The two old men sat at the table and sipped at the hot coffee in their mugs; both sets of eyes eagerly scanning the room for something to talk about. They spent so much time together that there really wasn’t much to say anymore.

“So, how are things on your side of town?” one of them spoke, dusting the crumbs from his beard.

“Oh, you know. The same as always.” the other replied, pulling his jacket tighter around him in an attempt to fend off the chill creeping into his bones. “Why do you keep it so cold in here?”

“This is perfect temperature, my friend. It’s not my fault you keep your place so damn warm.” He stared at his guest with concern in his eyes. “It isn’t healthy keeping the heater on all the time.”

The other sighed. “So you’ve told me a hundred times before.”

They sat in silence, sipping now and then at the coffee, desperately trying to think of a topic they hadn’t already discussed to death. The silence drew on as their minds raced. What was left? Was anything really worth talking about anymore?

“Oh,” the bearded man said, rising up stiffly from his chair. “I have something to show you.”

His companion’s eyes lit up, thrilled by something new on this visit. “What is it?”

“It’s some sort of game,” he said lifting a box from a shelf on the other side of the room. “I thought it might be interesting.” Coming back to the table, the bearded man sat the box down between them.

The visitor’s mouth turned up in a slow grin as his eyes caressed the container before him. “What is it about?”

“Every path is filled with choices, yet ultimately they all lead to what the Fates decide,” he told him with a shrug. “That’s what the back of the box says.”

“Sound like it could be fun,” his friend replied as he opened the lid and began rummaging through it. “It’ll give us something to do.”

“That’s what I thought.”

“Hey,” he spoke, looking at the directions in his hands. “It says it includes a whole world of mortals to play with.”

“Hmm,” the ancient bearded one said as he studied his counterpart. “This might take a while to figure out.”

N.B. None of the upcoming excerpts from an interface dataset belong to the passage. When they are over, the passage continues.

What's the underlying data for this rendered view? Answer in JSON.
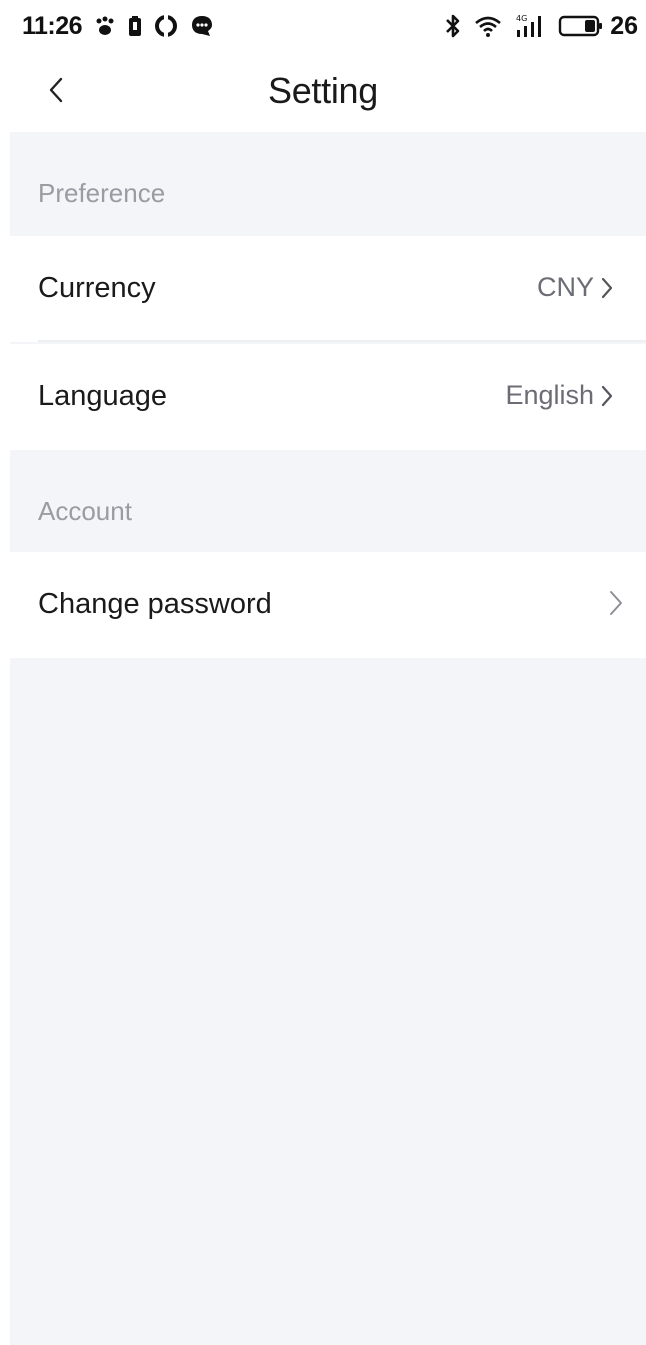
{
  "status_bar": {
    "time": "11:26",
    "battery_level": "26",
    "network_label": "4G",
    "icons": [
      "paw-icon",
      "battery-saver-icon",
      "sync-icon",
      "chat-icon",
      "bluetooth-icon",
      "wifi-icon",
      "signal-4g-icon",
      "battery-icon"
    ]
  },
  "header": {
    "title": "Setting",
    "back_icon": "chevron-left-icon"
  },
  "sections": {
    "preference": {
      "title": "Preference",
      "currency": {
        "label": "Currency",
        "value": "CNY"
      },
      "language": {
        "label": "Language",
        "value": "English"
      }
    },
    "account": {
      "title": "Account",
      "change_password": {
        "label": "Change password"
      }
    }
  },
  "colors": {
    "background": "#f4f5f9",
    "row_background": "#ffffff",
    "text_primary": "#1a1a1a",
    "text_secondary": "#6c6d74",
    "section_title": "#9a9ba3"
  }
}
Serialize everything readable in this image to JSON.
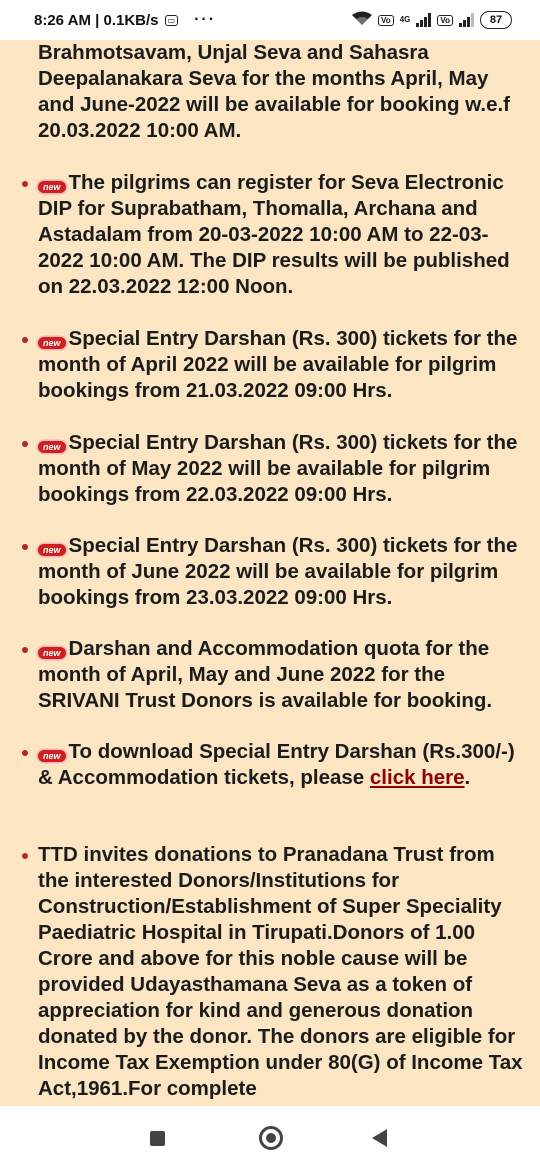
{
  "status_bar": {
    "time_speed": "8:26 AM | 0.1KB/s",
    "overflow": "···",
    "network_label": "4G",
    "volte_label": "Vo",
    "battery": "87"
  },
  "items": [
    {
      "new": false,
      "bullet": false,
      "text": "Brahmotsavam, Unjal Seva and Sahasra Deepalanakara Seva for the months April, May and June-2022 will be available for booking w.e.f 20.03.2022 10:00 AM."
    },
    {
      "new": true,
      "bullet": true,
      "text": "The pilgrims can register for Seva Electronic DIP for Suprabatham, Thomalla, Archana and Astadalam from 20-03-2022 10:00 AM to 22-03-2022 10:00 AM. The DIP results will be published on 22.03.2022 12:00 Noon."
    },
    {
      "new": true,
      "bullet": true,
      "text": "Special Entry Darshan (Rs. 300) tickets for the month of April 2022 will be available for pilgrim bookings from 21.03.2022 09:00 Hrs."
    },
    {
      "new": true,
      "bullet": true,
      "text": "Special Entry Darshan (Rs. 300) tickets for the month of May 2022 will be available for pilgrim bookings from 22.03.2022 09:00 Hrs."
    },
    {
      "new": true,
      "bullet": true,
      "text": "Special Entry Darshan (Rs. 300) tickets for the month of June 2022 will be available for pilgrim bookings from 23.03.2022 09:00 Hrs."
    },
    {
      "new": true,
      "bullet": true,
      "text": "Darshan and Accommodation quota for the month of April, May and June 2022 for the SRIVANI Trust Donors is available for booking."
    },
    {
      "new": true,
      "bullet": true,
      "text": "To download Special Entry Darshan (Rs.300/-) & Accommodation tickets, please",
      "link": "click here",
      "after_link": "."
    },
    {
      "new": false,
      "bullet": true,
      "text": "TTD invites donations to Pranadana Trust from the interested Donors/Institutions for Construction/Establishment of Super Speciality Paediatric Hospital in Tirupati.Donors of 1.00 Crore and above for this noble cause will be provided Udayasthamana Seva as a token of appreciation for kind and generous donation donated by the donor. The donors are eligible for Income Tax Exemption under 80(G) of Income Tax Act,1961.For complete"
    }
  ],
  "badge_label": "new",
  "colors": {
    "background": "#fbe5c3",
    "bullet": "#b3261e",
    "badge": "#cf1f1f",
    "link": "#8b0000"
  },
  "nav": {
    "recents_icon": "square-icon",
    "home_icon": "circle-icon",
    "back_icon": "triangle-back-icon"
  }
}
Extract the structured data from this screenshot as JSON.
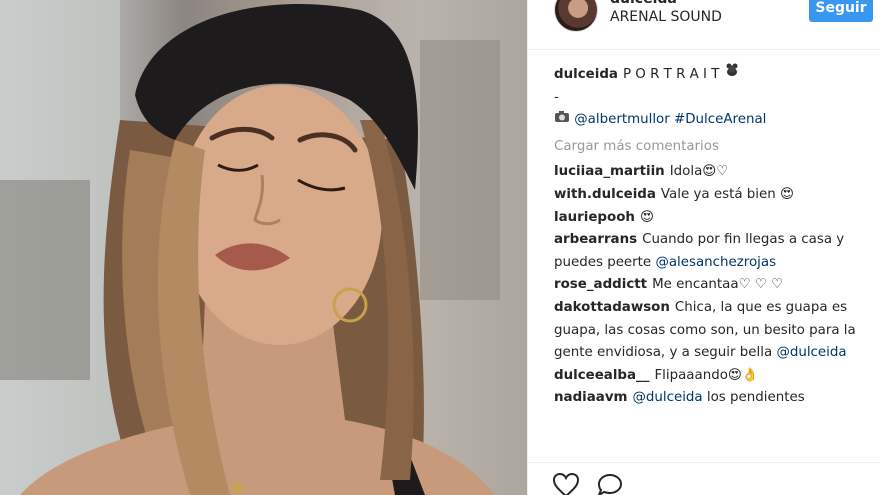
{
  "post": {
    "author": "dulceida",
    "location": "ARENAL SOUND",
    "follow_label": "Seguir"
  },
  "caption": {
    "user": "dulceida",
    "text": "P O R T R A I T",
    "dash": "-",
    "credit_mention": "@albertmullor",
    "hashtag": "#DulceArenal"
  },
  "load_more_label": "Cargar más comentarios",
  "comments": [
    {
      "user": "luciiaa_martiin",
      "text": "Idola😍♡"
    },
    {
      "user": "with.dulceida",
      "text": "Vale ya está bien 😍"
    },
    {
      "user": "lauriepooh",
      "text": "😍"
    },
    {
      "user": "arbearrans",
      "text": "Cuando por fin llegas a casa y puedes peerte",
      "mention": "@alesanchezrojas"
    },
    {
      "user": "rose_addictt",
      "text": "Me encantaa♡ ♡ ♡"
    },
    {
      "user": "dakottadawson",
      "text": "Chica, la que es guapa es guapa, las cosas como son, un besito para la gente envidiosa, y a seguir bella",
      "mention": "@dulceida"
    },
    {
      "user": "dulceealba__",
      "text": "Flipaaando😍👌"
    },
    {
      "user": "nadiaavm",
      "mention": "@dulceida",
      "text": "los pendientes"
    }
  ],
  "icons": {
    "like": "heart-icon",
    "comment": "comment-icon",
    "camera": "camera-icon",
    "dog": "dog-icon"
  },
  "colors": {
    "follow_button": "#3897f0",
    "mention": "#003569",
    "muted": "#999999"
  }
}
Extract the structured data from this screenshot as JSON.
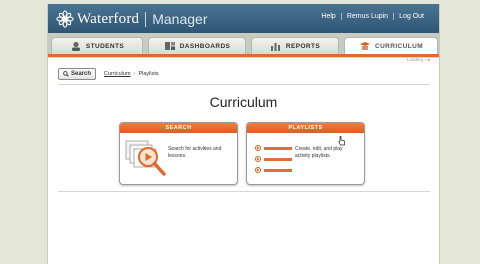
{
  "header": {
    "brand": "Waterford",
    "product": "Manager",
    "nav": [
      {
        "label": "Help"
      },
      {
        "label": "Remus Lupin"
      },
      {
        "label": "Log Out"
      }
    ]
  },
  "tabs": [
    {
      "label": "STUDENTS",
      "icon": "students-icon",
      "active": false
    },
    {
      "label": "DASHBOARDS",
      "icon": "dashboards-icon",
      "active": false
    },
    {
      "label": "REPORTS",
      "icon": "reports-icon",
      "active": false
    },
    {
      "label": "CURRICULUM",
      "icon": "curriculum-icon",
      "active": true
    }
  ],
  "loading": {
    "label": "Loading"
  },
  "toolbar": {
    "search_label": "Search",
    "breadcrumb": [
      "Curriculum",
      "Playlists"
    ],
    "separator": "›"
  },
  "page_title": "Curriculum",
  "cards": {
    "search": {
      "title": "SEARCH",
      "description": "Search for activities and lessons."
    },
    "playlists": {
      "title": "PLAYLISTS",
      "description": "Create, edit, and play activity playlists."
    }
  },
  "colors": {
    "header": "#2f5675",
    "accent": "#e06a2a",
    "background": "#e4e6d8"
  }
}
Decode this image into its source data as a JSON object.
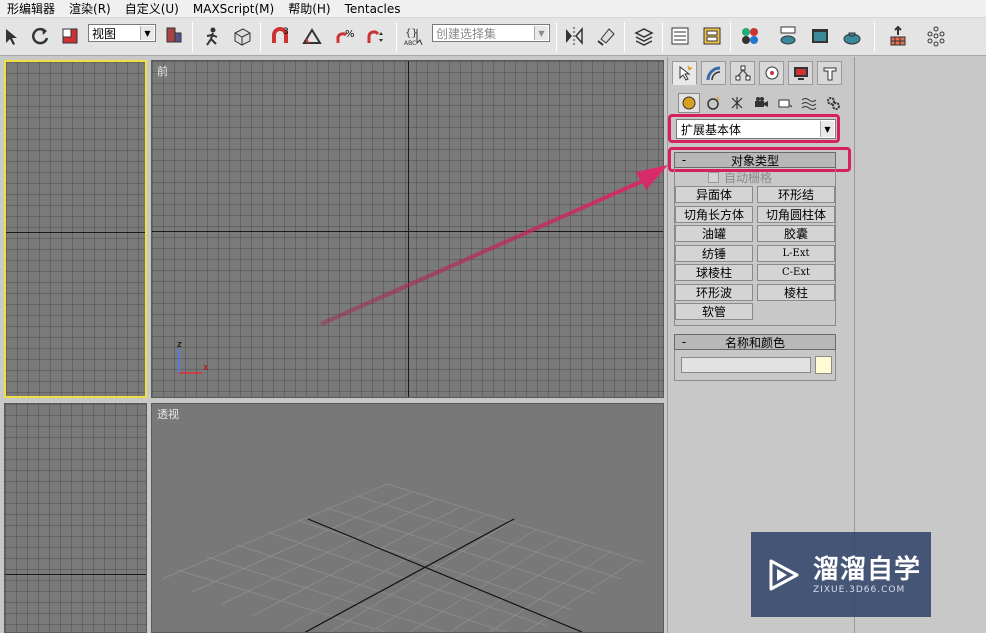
{
  "menubar": {
    "items": [
      "形编辑器",
      "渲染(R)",
      "自定义(U)",
      "MAXScript(M)",
      "帮助(H)",
      "Tentacles"
    ]
  },
  "toolbar": {
    "view_combo": "视图",
    "selection_set_placeholder": "创建选择集"
  },
  "viewports": {
    "front_label": "前",
    "perspective_label": "透视",
    "axis_z": "z",
    "axis_x": "x"
  },
  "command_panel": {
    "category_dropdown": "扩展基本体",
    "object_type_rollout": {
      "toggle": "-",
      "title": "对象类型",
      "autogrid_label": "自动栅格",
      "buttons": [
        "异面体",
        "环形结",
        "切角长方体",
        "切角圆柱体",
        "油罐",
        "胶囊",
        "纺锤",
        "L-Ext",
        "球棱柱",
        "C-Ext",
        "环形波",
        "棱柱",
        "软管"
      ]
    },
    "name_color_rollout": {
      "toggle": "-",
      "title": "名称和颜色",
      "name_value": ""
    }
  },
  "watermark": {
    "main": "溜溜自学",
    "sub": "ZIXUE.3D66.COM"
  },
  "colors": {
    "highlight": "#d7215e",
    "active_viewport_border": "#f0e040",
    "viewport_bg": "#7a7a7a"
  }
}
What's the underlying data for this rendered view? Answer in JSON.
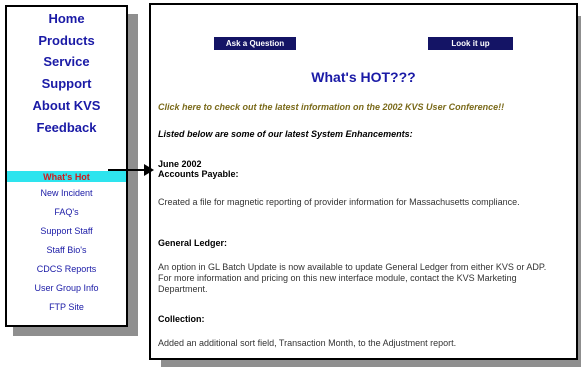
{
  "sidebar": {
    "main_items": [
      {
        "label": "Home"
      },
      {
        "label": "Products"
      },
      {
        "label": "Service"
      },
      {
        "label": "Support"
      },
      {
        "label": "About KVS"
      },
      {
        "label": "Feedback"
      }
    ],
    "sub_items": [
      {
        "label": "What's Hot"
      },
      {
        "label": "New Incident"
      },
      {
        "label": "FAQ's"
      },
      {
        "label": "Support Staff"
      },
      {
        "label": "Staff Bio's"
      },
      {
        "label": "CDCS Reports"
      },
      {
        "label": "User Group Info"
      },
      {
        "label": "FTP Site"
      }
    ]
  },
  "toolbar": {
    "ask_label": "Ask a Question",
    "lookup_label": "Look it up"
  },
  "content": {
    "title": "What's HOT???",
    "conference_link": "Click here to check out the latest information on the 2002 KVS User Conference!!",
    "intro": "Listed below are some of our latest System Enhancements:",
    "date": "June 2002",
    "sections": [
      {
        "heading": "Accounts Payable:",
        "text": "Created a file for magnetic reporting of provider information for Massachusetts compliance."
      },
      {
        "heading": "General Ledger:",
        "text": "An option in GL Batch Update is now available to update General Ledger from either KVS or ADP.  For more information and pricing on this new interface module, contact the KVS Marketing Department."
      },
      {
        "heading": "Collection:",
        "text": "Added an additional sort field, Transaction Month, to the Adjustment report."
      }
    ]
  },
  "colors": {
    "nav_text": "#1a1aa6",
    "highlight_bar": "#2ee4ee",
    "active_item": "#d11b1b",
    "button_bg": "#141465"
  }
}
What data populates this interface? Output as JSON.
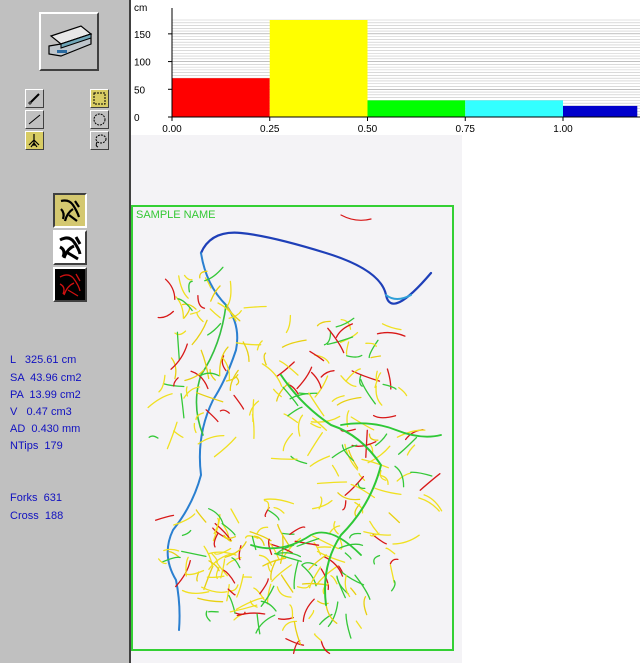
{
  "toolbar": {
    "scanner_icon": "scanner-icon",
    "tools": [
      "pencil-icon",
      "line-icon",
      "tree-icon",
      "rect-select-icon",
      "circle-select-icon",
      "lasso-icon"
    ],
    "views": [
      "skeleton-view-icon",
      "outline-view-icon",
      "red-overlay-icon"
    ]
  },
  "stats": {
    "L": "L   325.61 cm",
    "SA": "SA  43.96 cm2",
    "PA": "PA  13.99 cm2",
    "V": "V   0.47 cm3",
    "AD": "AD  0.430 mm",
    "NTips": "NTips  179",
    "Forks": "Forks  631",
    "Cross": "Cross  188"
  },
  "sample": {
    "name": "SAMPLE NAME"
  },
  "chart_data": {
    "type": "bar",
    "ylabel": "cm",
    "ylim": [
      0,
      175
    ],
    "yticks": [
      "0",
      "50",
      "100",
      "150"
    ],
    "xticks": [
      "0.00",
      "0.25",
      "0.50",
      "0.75",
      "1.00"
    ],
    "bins": [
      {
        "from": 0.0,
        "to": 0.25,
        "value": 70,
        "color": "#ff0000"
      },
      {
        "from": 0.25,
        "to": 0.5,
        "value": 175,
        "color": "#ffff00"
      },
      {
        "from": 0.5,
        "to": 0.75,
        "value": 30,
        "color": "#00ff00"
      },
      {
        "from": 0.75,
        "to": 1.0,
        "value": 30,
        "color": "#33ffff"
      },
      {
        "from": 1.0,
        "to": 1.19,
        "value": 20,
        "color": "#0000cc"
      }
    ],
    "grid": true
  }
}
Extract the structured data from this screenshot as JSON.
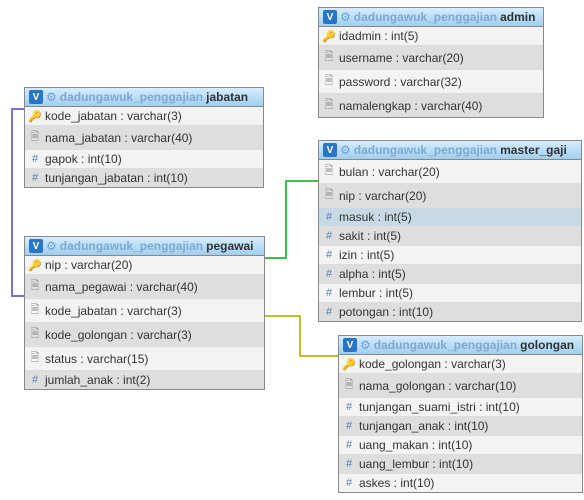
{
  "schema_label": "dadungawuk_penggajian",
  "iconset": {
    "key": "🔑",
    "text": "📄",
    "num": "#"
  },
  "tables": {
    "admin": {
      "schema": "dadungawuk_penggajian",
      "name": "admin",
      "columns": [
        {
          "icon": "key",
          "label": "idadmin : int(5)"
        },
        {
          "icon": "text",
          "label": "username : varchar(20)"
        },
        {
          "icon": "text",
          "label": "password : varchar(32)"
        },
        {
          "icon": "text",
          "label": "namalengkap : varchar(40)"
        }
      ]
    },
    "jabatan": {
      "schema": "dadungawuk_penggajian",
      "name": "jabatan",
      "columns": [
        {
          "icon": "key",
          "label": "kode_jabatan : varchar(3)"
        },
        {
          "icon": "text",
          "label": "nama_jabatan : varchar(40)"
        },
        {
          "icon": "num",
          "label": "gapok : int(10)"
        },
        {
          "icon": "num",
          "label": "tunjangan_jabatan : int(10)"
        }
      ]
    },
    "master_gaji": {
      "schema": "dadungawuk_penggajian",
      "name": "master_gaji",
      "columns": [
        {
          "icon": "text",
          "label": "bulan : varchar(20)"
        },
        {
          "icon": "text",
          "label": "nip : varchar(20)"
        },
        {
          "icon": "num",
          "label": "masuk : int(5)",
          "highlight": true
        },
        {
          "icon": "num",
          "label": "sakit : int(5)"
        },
        {
          "icon": "num",
          "label": "izin : int(5)"
        },
        {
          "icon": "num",
          "label": "alpha : int(5)"
        },
        {
          "icon": "num",
          "label": "lembur : int(5)"
        },
        {
          "icon": "num",
          "label": "potongan : int(10)"
        }
      ]
    },
    "pegawai": {
      "schema": "dadungawuk_penggajian",
      "name": "pegawai",
      "columns": [
        {
          "icon": "key",
          "label": "nip : varchar(20)"
        },
        {
          "icon": "text",
          "label": "nama_pegawai : varchar(40)"
        },
        {
          "icon": "text",
          "label": "kode_jabatan : varchar(3)"
        },
        {
          "icon": "text",
          "label": "kode_golongan : varchar(3)"
        },
        {
          "icon": "text",
          "label": "status : varchar(15)"
        },
        {
          "icon": "num",
          "label": "jumlah_anak : int(2)"
        }
      ]
    },
    "golongan": {
      "schema": "dadungawuk_penggajian",
      "name": "golongan",
      "columns": [
        {
          "icon": "key",
          "label": "kode_golongan : varchar(3)"
        },
        {
          "icon": "text",
          "label": "nama_golongan : varchar(10)"
        },
        {
          "icon": "num",
          "label": "tunjangan_suami_istri : int(10)"
        },
        {
          "icon": "num",
          "label": "tunjangan_anak : int(10)"
        },
        {
          "icon": "num",
          "label": "uang_makan : int(10)"
        },
        {
          "icon": "num",
          "label": "uang_lembur : int(10)"
        },
        {
          "icon": "num",
          "label": "askes : int(10)"
        }
      ]
    }
  },
  "chart_data": {
    "type": "table",
    "description": "Entity-relationship diagram",
    "schema": "dadungawuk_penggajian",
    "entities": [
      "admin",
      "jabatan",
      "master_gaji",
      "pegawai",
      "golongan"
    ],
    "relations": [
      {
        "from": "pegawai.kode_jabatan",
        "to": "jabatan.kode_jabatan"
      },
      {
        "from": "master_gaji.nip",
        "to": "pegawai.nip"
      },
      {
        "from": "pegawai.kode_golongan",
        "to": "golongan.kode_golongan"
      }
    ]
  }
}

The red-skinned man shrugged as he scratched absently at a horn. “Well, we do have eternity to play around with it.”


© 2011 Melissa L. Webb